Please give the records below back in full, exactly as shown.

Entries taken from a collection
◇ ◇ ◇

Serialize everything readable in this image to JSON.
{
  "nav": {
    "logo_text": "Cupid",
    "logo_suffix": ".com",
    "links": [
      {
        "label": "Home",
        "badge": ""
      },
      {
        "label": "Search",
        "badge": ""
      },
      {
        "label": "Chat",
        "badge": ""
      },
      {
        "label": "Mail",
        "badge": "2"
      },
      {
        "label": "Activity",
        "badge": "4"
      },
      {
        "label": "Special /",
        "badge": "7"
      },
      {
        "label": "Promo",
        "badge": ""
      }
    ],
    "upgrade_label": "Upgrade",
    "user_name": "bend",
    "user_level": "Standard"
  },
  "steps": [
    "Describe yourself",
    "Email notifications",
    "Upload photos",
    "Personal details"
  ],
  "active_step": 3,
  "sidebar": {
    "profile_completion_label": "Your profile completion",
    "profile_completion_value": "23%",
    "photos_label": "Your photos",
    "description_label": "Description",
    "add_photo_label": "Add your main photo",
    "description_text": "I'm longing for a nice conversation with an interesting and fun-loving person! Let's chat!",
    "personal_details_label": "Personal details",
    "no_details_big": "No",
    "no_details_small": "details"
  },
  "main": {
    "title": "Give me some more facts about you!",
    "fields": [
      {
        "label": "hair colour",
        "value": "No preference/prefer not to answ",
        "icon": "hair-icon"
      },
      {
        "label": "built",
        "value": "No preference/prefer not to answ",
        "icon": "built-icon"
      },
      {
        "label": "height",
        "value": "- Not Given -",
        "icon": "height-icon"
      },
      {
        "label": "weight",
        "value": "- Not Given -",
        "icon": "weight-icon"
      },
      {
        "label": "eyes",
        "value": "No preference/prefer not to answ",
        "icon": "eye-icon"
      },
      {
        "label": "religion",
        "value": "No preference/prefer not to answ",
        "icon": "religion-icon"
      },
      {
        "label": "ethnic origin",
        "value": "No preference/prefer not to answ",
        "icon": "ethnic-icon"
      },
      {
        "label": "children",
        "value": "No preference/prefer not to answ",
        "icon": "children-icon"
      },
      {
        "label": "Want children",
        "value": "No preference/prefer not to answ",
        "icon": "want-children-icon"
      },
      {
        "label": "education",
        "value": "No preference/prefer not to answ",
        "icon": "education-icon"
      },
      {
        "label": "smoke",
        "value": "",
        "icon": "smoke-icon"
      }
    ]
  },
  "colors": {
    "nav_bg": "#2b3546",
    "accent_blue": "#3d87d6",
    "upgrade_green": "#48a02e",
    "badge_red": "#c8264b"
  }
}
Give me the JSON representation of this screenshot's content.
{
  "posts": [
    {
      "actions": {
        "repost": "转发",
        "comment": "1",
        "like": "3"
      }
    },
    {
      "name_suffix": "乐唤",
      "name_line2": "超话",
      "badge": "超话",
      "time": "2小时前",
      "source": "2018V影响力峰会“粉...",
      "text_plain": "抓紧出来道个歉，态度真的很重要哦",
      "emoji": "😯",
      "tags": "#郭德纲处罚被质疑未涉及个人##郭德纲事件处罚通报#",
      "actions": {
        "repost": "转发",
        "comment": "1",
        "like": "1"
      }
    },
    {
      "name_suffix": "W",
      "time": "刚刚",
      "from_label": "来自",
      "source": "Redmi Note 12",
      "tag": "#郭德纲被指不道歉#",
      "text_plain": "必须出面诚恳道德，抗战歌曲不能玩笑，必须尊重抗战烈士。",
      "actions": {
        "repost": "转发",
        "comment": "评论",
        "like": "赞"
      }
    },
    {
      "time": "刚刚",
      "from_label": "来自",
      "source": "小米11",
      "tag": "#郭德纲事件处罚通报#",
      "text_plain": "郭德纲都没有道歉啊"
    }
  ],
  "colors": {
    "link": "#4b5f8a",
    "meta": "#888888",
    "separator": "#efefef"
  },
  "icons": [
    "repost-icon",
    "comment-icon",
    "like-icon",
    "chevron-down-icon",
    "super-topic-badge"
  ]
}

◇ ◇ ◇

= Answer space =
Serialize everything readable in this image to JSON.
{
  "nav": {
    "logo_text": "Cupid",
    "logo_suffix": ".com",
    "links": [
      {
        "label": "Home",
        "badge": ""
      },
      {
        "label": "Search",
        "badge": ""
      },
      {
        "label": "Chat",
        "badge": ""
      },
      {
        "label": "Mail",
        "badge": "2"
      },
      {
        "label": "Activity",
        "badge": "4"
      },
      {
        "label": "Special /",
        "badge": "7"
      },
      {
        "label": "Promo",
        "badge": ""
      }
    ],
    "upgrade_label": "Upgrade",
    "user_name": "bend",
    "user_level": "Standard"
  },
  "steps": [
    "Describe yourself",
    "Email notifications",
    "Upload photos",
    "Personal details"
  ],
  "active_step": 3,
  "sidebar": {
    "profile_completion_label": "Your profile completion",
    "profile_completion_value": "23%",
    "photos_label": "Your photos",
    "description_label": "Description",
    "add_photo_label": "Add your main photo",
    "description_text": "I'm longing for a nice conversation with an interesting and fun-loving person! Let's chat!",
    "personal_details_label": "Personal details",
    "no_details_big": "No",
    "no_details_small": "details"
  },
  "main": {
    "title": "Give me some more facts about you!",
    "fields": [
      {
        "label": "hair colour",
        "value": "No preference/prefer not to answ",
        "icon": "hair-icon"
      },
      {
        "label": "built",
        "value": "No preference/prefer not to answ",
        "icon": "built-icon"
      },
      {
        "label": "height",
        "value": "- Not Given -",
        "icon": "height-icon"
      },
      {
        "label": "weight",
        "value": "- Not Given -",
        "icon": "weight-icon"
      },
      {
        "label": "eyes",
        "value": "No preference/prefer not to answ",
        "icon": "eye-icon"
      },
      {
        "label": "religion",
        "value": "No preference/prefer not to answ",
        "icon": "religion-icon"
      },
      {
        "label": "ethnic origin",
        "value": "No preference/prefer not to answ",
        "icon": "ethnic-icon"
      },
      {
        "label": "children",
        "value": "No preference/prefer not to answ",
        "icon": "children-icon"
      },
      {
        "label": "Want children",
        "value": "No preference/prefer not to answ",
        "icon": "want-children-icon"
      },
      {
        "label": "education",
        "value": "No preference/prefer not to answ",
        "icon": "education-icon"
      },
      {
        "label": "smoke",
        "value": "",
        "icon": "smoke-icon"
      }
    ]
  },
  "colors": {
    "nav_bg": "#2b3546",
    "accent_blue": "#3d87d6",
    "upgrade_green": "#48a02e",
    "badge_red": "#c8264b"
  }
}
Give me the JSON representation of this screenshot's content.
{
  "posts": [
    {
      "actions": {
        "repost": "转发",
        "comment": "1",
        "like": "3"
      }
    },
    {
      "name_suffix": "乐唤",
      "name_line2": "超话",
      "badge": "超话",
      "time": "2小时前",
      "source": "2018V影响力峰会“粉...",
      "text_plain": "抓紧出来道个歉，态度真的很重要哦",
      "emoji": "😯",
      "tags": "#郭德纲处罚被质疑未涉及个人##郭德纲事件处罚通报#",
      "actions": {
        "repost": "转发",
        "comment": "1",
        "like": "1"
      }
    },
    {
      "name_suffix": "W",
      "time": "刚刚",
      "from_label": "来自",
      "source": "Redmi Note 12",
      "tag": "#郭德纲被指不道歉#",
      "text_plain": "必须出面诚恳道德，抗战歌曲不能玩笑，必须尊重抗战烈士。",
      "actions": {
        "repost": "转发",
        "comment": "评论",
        "like": "赞"
      }
    },
    {
      "time": "刚刚",
      "from_label": "来自",
      "source": "小米11",
      "tag": "#郭德纲事件处罚通报#",
      "text_plain": "郭德纲都没有道歉啊"
    }
  ],
  "colors": {
    "link": "#4b5f8a",
    "meta": "#888888",
    "separator": "#efefef"
  },
  "icons": [
    "repost-icon",
    "comment-icon",
    "like-icon",
    "chevron-down-icon",
    "super-topic-badge"
  ]
}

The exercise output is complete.